We're getting joined now by groups of people that want Linux for other reasons. Do these new groups of people fall into any one specific crowd?

If you are a software developer, you probably want Linux because it levels the playing field.

If you are a hardware vendor, you probably want Linux because it doesn't have any software royalties, and provides you with a comfort zone that Microsoft cannot provide: easy access to the source code.

If you are a Value Added Reseller you probably want Linux because it provides you with a new reason to sell services. Face it, money coming from the sale of software and hardware has all but dried up. Services are where the money is.

If you are an ISP you probably like Linux for a host of reasons. Among them: efficiency, flexibility, security, cost and support. Face it, Linux is not gaining in the web server arena due to marketing, there is little to no marketing at all for Linux at the moment.

If you are an operating system company that makes a proprietary product that's known for locking out markets. Well, I can't see many reasons to love Linux there.

Now, you have your answer why these two groups might be diametrically opposed. But are we part of an ABM cult? Most cults seem to grow religious as the product line fades. As death comes nearer for the providing company. The Linux crowd is not like any of these cults in a big way. We are growing, and no one company is providing our "product".

What makes Linux popular? The answers are many.

We live in a society of simple answers. People look to a massacre like Littleton Colorado, and they want simple answers. One of my best friends and high school classmates is a teacher. We had a long talk about Littleton the other day. The answers, we decided, were complex. There are a lot of problems.

Just getting rid of Doom, or banning handguns, or whatever the simple answer of the week will be - it's not enough. But people, they want a simple answer to a complex problem. So the problem likely will not be comprehended for a long time. Never, possibly.

And this same mentality helps explain why people want to describe the Linux phenomena as a simple group of people, doing something simple.
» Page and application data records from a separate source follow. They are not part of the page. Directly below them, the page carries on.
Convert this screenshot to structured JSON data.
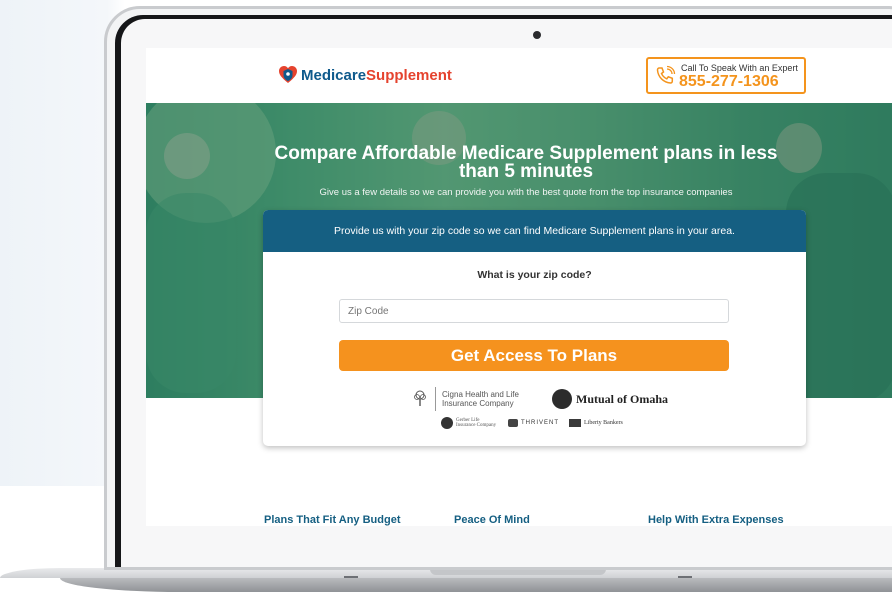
{
  "brand": {
    "name_part1": "Medicare",
    "name_part2": "Supplement"
  },
  "call": {
    "label": "Call To Speak With an Expert",
    "number": "855-277-1306"
  },
  "hero": {
    "title": "Compare Affordable Medicare Supplement plans in less than 5 minutes",
    "subtitle": "Give us a few details so we can provide you with the best quote from the top insurance companies"
  },
  "form": {
    "header": "Provide us with your zip code so we can find Medicare Supplement plans in your area.",
    "question": "What is your zip code?",
    "zip_placeholder": "Zip Code",
    "cta": "Get Access To Plans"
  },
  "partners": {
    "cigna": "Cigna Health and Life Insurance Company",
    "mutual": "Mutual of Omaha",
    "gerber": "Gerber Life Insurance Company",
    "thrivent": "THRIVENT",
    "liberty": "Liberty Bankers"
  },
  "features": [
    "Plans That Fit Any Budget",
    "Peace Of Mind",
    "Help With Extra Expenses"
  ],
  "colors": {
    "brand_blue": "#0f5a8c",
    "brand_red": "#e5432e",
    "accent_orange": "#f5921e",
    "card_header": "#155f82"
  }
}
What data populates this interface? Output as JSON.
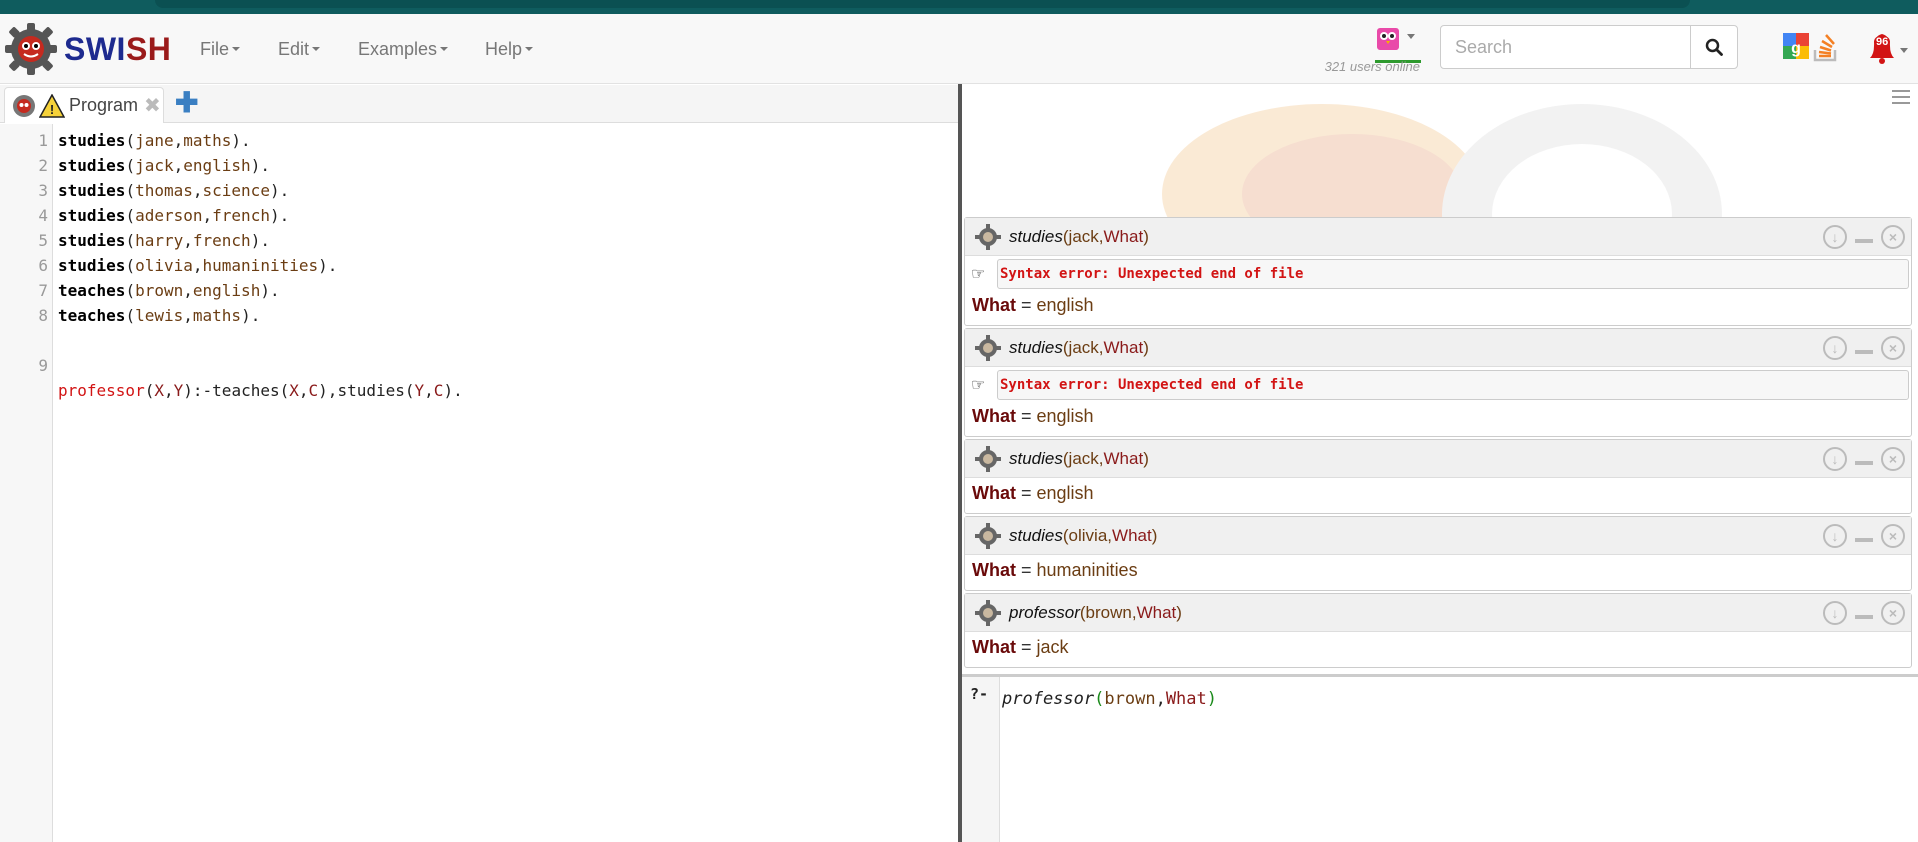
{
  "app": {
    "logo_text_sw": "SWI",
    "logo_text_sh": "SH"
  },
  "navbar": {
    "menus": [
      "File",
      "Edit",
      "Examples",
      "Help"
    ],
    "users_online": "321 users online",
    "search_placeholder": "Search",
    "notification_count": "96"
  },
  "editor": {
    "tab_label": "Program",
    "lines": [
      {
        "n": "1",
        "name": "studies",
        "args": [
          "jane",
          "maths"
        ]
      },
      {
        "n": "2",
        "name": "studies",
        "args": [
          "jack",
          "english"
        ]
      },
      {
        "n": "3",
        "name": "studies",
        "args": [
          "thomas",
          "science"
        ]
      },
      {
        "n": "4",
        "name": "studies",
        "args": [
          "aderson",
          "french"
        ]
      },
      {
        "n": "5",
        "name": "studies",
        "args": [
          "harry",
          "french"
        ]
      },
      {
        "n": "6",
        "name": "studies",
        "args": [
          "olivia",
          "humaninities"
        ]
      },
      {
        "n": "7",
        "name": "teaches",
        "args": [
          "brown",
          "english"
        ]
      },
      {
        "n": "8",
        "name": "teaches",
        "args": [
          "lewis",
          "maths"
        ]
      }
    ],
    "rule_line": {
      "n": "9",
      "head": "professor",
      "head_args": [
        "X",
        "Y"
      ],
      "neck": ":-",
      "body1": "teaches",
      "body1_args": [
        "X",
        "C"
      ],
      "body2": "studies",
      "body2_args": [
        "Y",
        "C"
      ]
    }
  },
  "answers": [
    {
      "fn": "studies",
      "arg1": "jack",
      "arg2": "What",
      "error": "Syntax error: Unexpected end of file",
      "var": "What",
      "value": "english"
    },
    {
      "fn": "studies",
      "arg1": "jack",
      "arg2": "What",
      "error": "Syntax error: Unexpected end of file",
      "var": "What",
      "value": "english"
    },
    {
      "fn": "studies",
      "arg1": "jack",
      "arg2": "What",
      "error": "",
      "var": "What",
      "value": "english"
    },
    {
      "fn": "studies",
      "arg1": "olivia",
      "arg2": "What",
      "error": "",
      "var": "What",
      "value": "humaninities"
    },
    {
      "fn": "professor",
      "arg1": "brown",
      "arg2": "What",
      "error": "",
      "var": "What",
      "value": "jack"
    }
  ],
  "query": {
    "prompt": "?-",
    "fn": "professor",
    "arg1": "brown",
    "arg2": "What"
  }
}
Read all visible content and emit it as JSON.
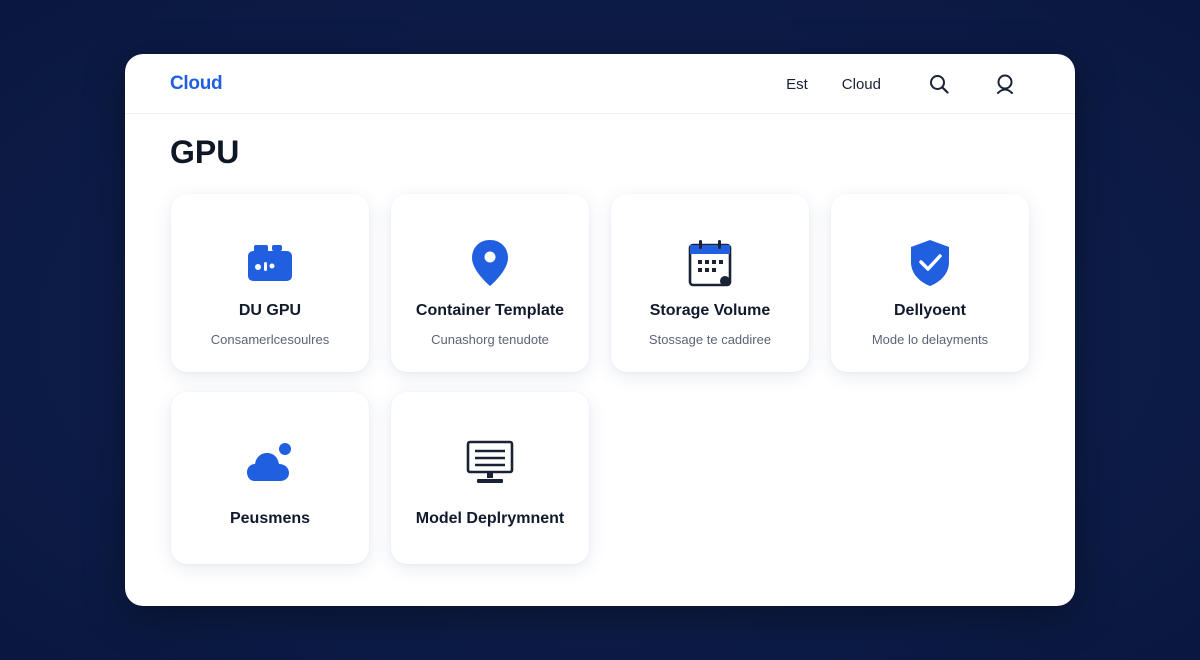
{
  "header": {
    "logo": "Cloud",
    "nav_links": [
      "Est",
      "Cloud"
    ]
  },
  "page": {
    "title": "GPU"
  },
  "cards": [
    {
      "title": "DU GPU",
      "description": "Consamerlcesoulres",
      "icon": "gpu-icon"
    },
    {
      "title": "Container Template",
      "description": "Cunashorg tenudote",
      "icon": "location-pin-icon"
    },
    {
      "title": "Storage Volume",
      "description": "Stossage te caddiree",
      "icon": "calendar-icon"
    },
    {
      "title": "Dellyoent",
      "description": "Mode lo delayments",
      "icon": "shield-check-icon"
    },
    {
      "title": "Peusmens",
      "description": "",
      "icon": "cloud-icon"
    },
    {
      "title": "Model Deplrymnent",
      "description": "",
      "icon": "monitor-icon"
    }
  ],
  "colors": {
    "accent": "#1f5fe0",
    "background": "#0e1f4d",
    "navy": "#1a2236"
  }
}
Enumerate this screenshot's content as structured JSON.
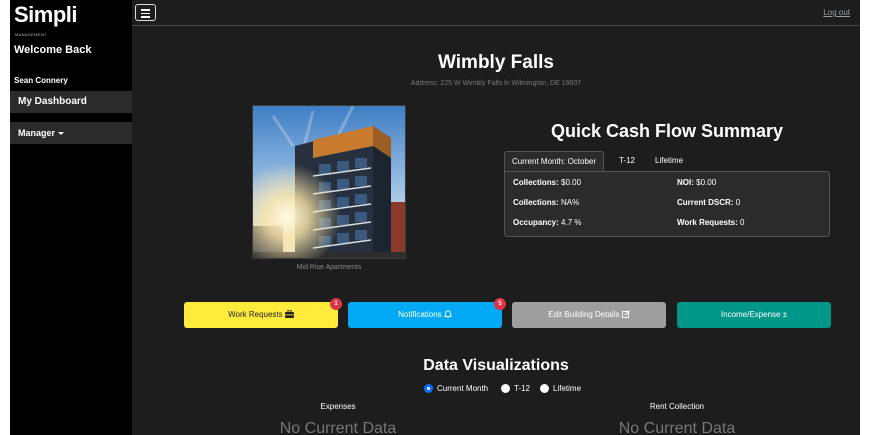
{
  "sidebar": {
    "logo": "Simpli",
    "logo_sub": "MANAGEMENT",
    "welcome": "Welcome Back",
    "user_name": "Sean Connery",
    "items": [
      {
        "label": "My Dashboard"
      },
      {
        "label": "Manager"
      }
    ]
  },
  "topbar": {
    "logout_label": "Log out"
  },
  "building": {
    "name": "Wimbly Falls",
    "address": "Address: 225 W Wimbly Falls ln Wilmington, DE 19807",
    "photo_caption": "Mid Rise Apartments"
  },
  "summary": {
    "title": "Quick Cash Flow Summary",
    "tabs": [
      {
        "label": "Current Month: October"
      },
      {
        "label": "T-12"
      },
      {
        "label": "Lifetime"
      }
    ],
    "collections_label": "Collections:",
    "collections_value": "$0.00",
    "collections_pct_label": "Collections:",
    "collections_pct_value": "NA%",
    "occupancy_label": "Occupancy:",
    "occupancy_value": "4.7 %",
    "noi_label": "NOI:",
    "noi_value": "$0.00",
    "dscr_label": "Current DSCR:",
    "dscr_value": "0",
    "work_requests_label": "Work Requests:",
    "work_requests_value": "0"
  },
  "actions": {
    "work_requests": {
      "label": "Work Requests",
      "badge": "1",
      "color": "#ffeb3b"
    },
    "notifications": {
      "label": "Notifications",
      "badge": "5",
      "color": "#03a9f4"
    },
    "edit_building": {
      "label": "Edit Building Details",
      "color": "#9e9e9e"
    },
    "income_expense": {
      "label": "Income/Expense",
      "color": "#009688"
    }
  },
  "visualizations": {
    "title": "Data Visualizations",
    "options": [
      {
        "label": "Current Month",
        "selected": true
      },
      {
        "label": "T-12"
      },
      {
        "label": "Lifetime"
      }
    ],
    "expenses_label": "Expenses",
    "expenses_empty": "No Current Data",
    "rent_label": "Rent Collection",
    "rent_empty": "No Current Data"
  },
  "icons": {
    "menu": "hamburger-icon",
    "briefcase": "briefcase-icon",
    "bell": "bell-icon",
    "edit": "edit-icon",
    "plus_minus": "plus-minus-icon"
  }
}
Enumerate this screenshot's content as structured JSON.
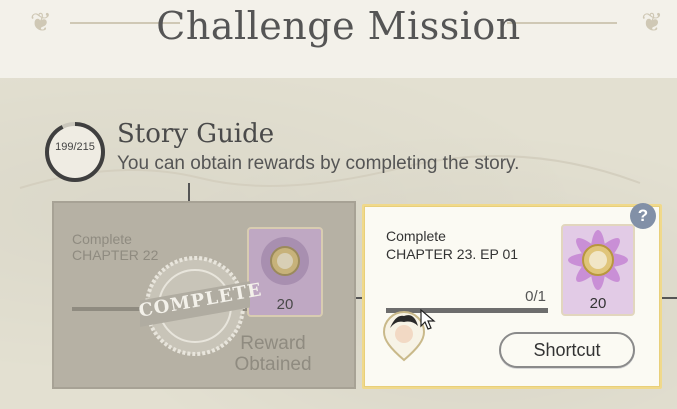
{
  "header": {
    "title": "Challenge Mission"
  },
  "section": {
    "progress_text": "199/215",
    "progress_fraction": 0.9256,
    "title": "Story Guide",
    "subtitle": "You can obtain rewards by completing the story."
  },
  "missions": [
    {
      "status": "completed",
      "label": "Complete",
      "chapter": "CHAPTER 22",
      "reward_count": "20",
      "stamp_text": "COMPLETE",
      "obtained_text": "Reward Obtained"
    },
    {
      "status": "active",
      "label": "Complete",
      "chapter": "CHAPTER 23. EP 01",
      "progress_text": "0/1",
      "reward_count": "20",
      "shortcut_label": "Shortcut",
      "help_label": "?"
    }
  ],
  "colors": {
    "background": "#e3e0d1",
    "card_highlight": "#f0d98b",
    "help_badge": "#8290a7",
    "reward_frame": "#e2cbe6"
  },
  "icons": {
    "ornament": "flourish-icon",
    "reward": "medal-icon",
    "help": "question-icon",
    "avatar": "character-avatar-icon",
    "cursor": "mouse-pointer-icon",
    "stamp": "complete-stamp-icon"
  }
}
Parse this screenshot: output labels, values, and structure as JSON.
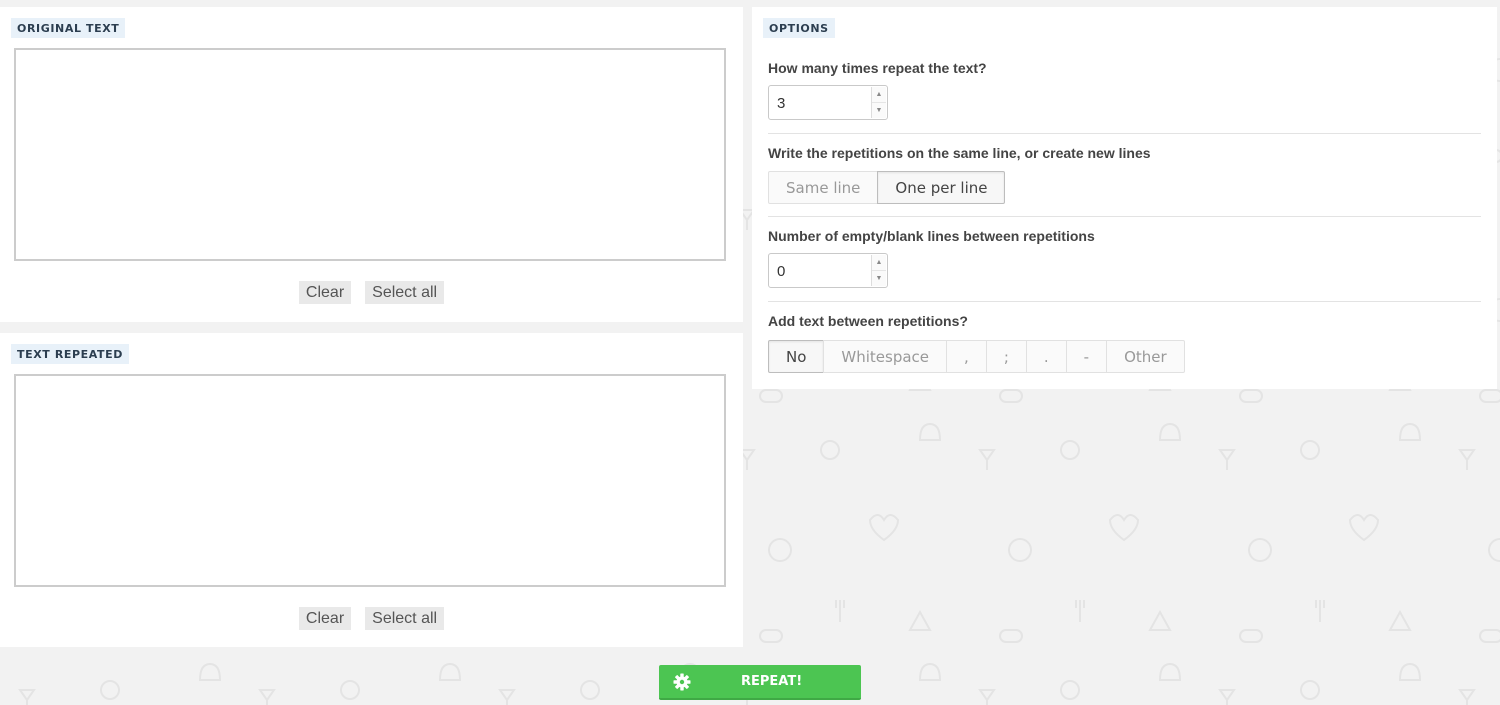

Linux, like any Unix, is not simple in makeup. The people that contribute constitute a cross section of folks all over the globe, with generally only one thing in common: Internet access. The love of the product goes the same way: These people are all looking at it from their perspective. They are all contributing for different reasons.

It's not a simple answer. To make it simple, that's a serious mistake.

Yes, we don't have much respect for Microsoft. Why should we? But, to think that Linux is just happening because it's the ABM crowd, that's a mistake.

We are anything but, the anything but Microsoft crowd.

You can go ahead and lump us into that group if you want. It's been done over and over. We might even have a few converts that were previous members of that crowd.

Just don't be surprised when someday, your Mom or Dad talks about how much they love their Linux box.

* hacking: A term referring to "computer artist" - not to be associated with the people that try and break into things, or the people that write virus code: see "cracking".